What You Need to Know About Online Learning

Recent reports have detailed how quickly universities have adopted online learning. University and student participation in online education is at an all-time high, according to Babson Survey Research Group. Even some of the largest and most prestigious universities now offer degrees online. Despite its growing popularity, online education is still relatively new and is completely unknown to many students and academics.

This article will answer some of the most frequently asked questions about online degree programs. All answers are thoroughly researched and include links to relevant studies where possible. One of the reasons why cheating is less common in online programs is that universities have adopted strict anti-cheating protocols and technologies. According to a report released by the Online Learning Consortium, some online courses require students to report to supervised testing facilities to complete exams, although virtual supervision using shared screens and webcams is becoming increasingly popular. Sophisticated identity verification tools such as biometric analysis and facial recognition software are another way these schools combat cheating.

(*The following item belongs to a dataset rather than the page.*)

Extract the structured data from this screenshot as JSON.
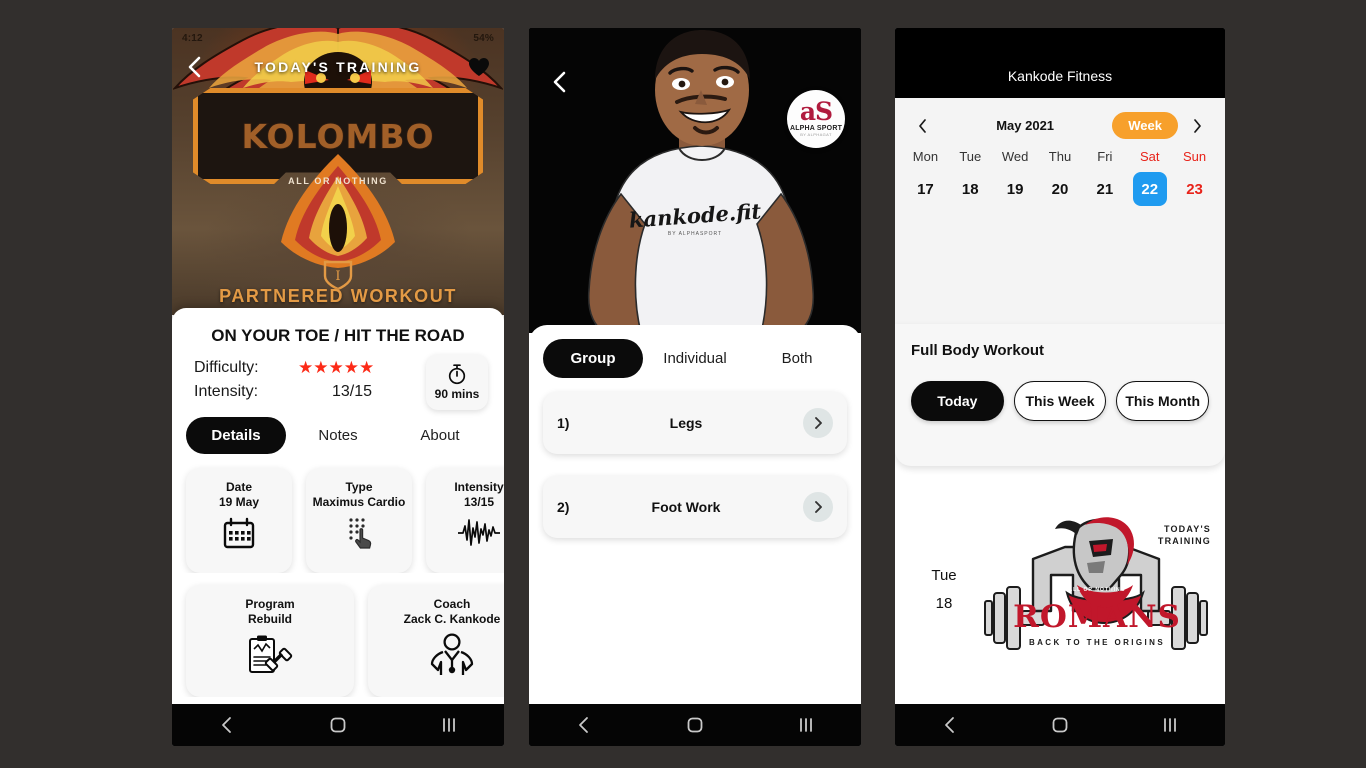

Instructors also often implement their own anti-cheating measures, such as running research work through plagiarism screening programs or incorporating challenge-based questions into quizzes and exams. When combined, these measures can significantly reduce academic dishonesty. Despite this, students researching online institutions are encouraged to research their accreditation, the type of qualification they will earn from an online learning program, and the nature of the online institution itself. A big question parents ask themselves is what is the emotional impact of online education on their children. While these reports list several plausible reasons why students might learn more effectively online, such as having more control over their studies or having more opportunities for a medium of reflection, this is just one of many factors that influence outcomes.

When in doubt, students should contact schools directly or report to the nearest Department of Veterans Affairs to learn more about their options. Department of Education analysis of more than 1,000 learning studies shows that online students tend to outnumber students in the classroom in most disciplines and demographics. Online education does not offer the same social benefits that children receive when interacting with their peers or teachers.

Online courses

are intense and can consume a lot of your time, especially since many of you are trying to balance school, work, and family. Some tests may be scheduled starting from the moment you start taking the test, while others may allow you to complete them within a few days. Although some schools have started to reopen, others have remained closed and millions of students continue to learn remotely to some extent. As an online student, it's important to feel comfortable interacting with others at a distance since you won't have the same face-to-face contact as a student learning on campus.

This means that the online learning environment ensures access to diverse knowledge, knowledge and practices, and comprises a wide network of professionals in a variety of industries. Children learn much more than reading and math when they go to school in person; they also learn fundamental social and emotional skills that will lead to adulthood. One child can work at a desk in a bedroom while another can use a table in the dining room for online classes. In fact, many employers now recognize that studying online (and part-time) requires a great deal of dedication and commitment.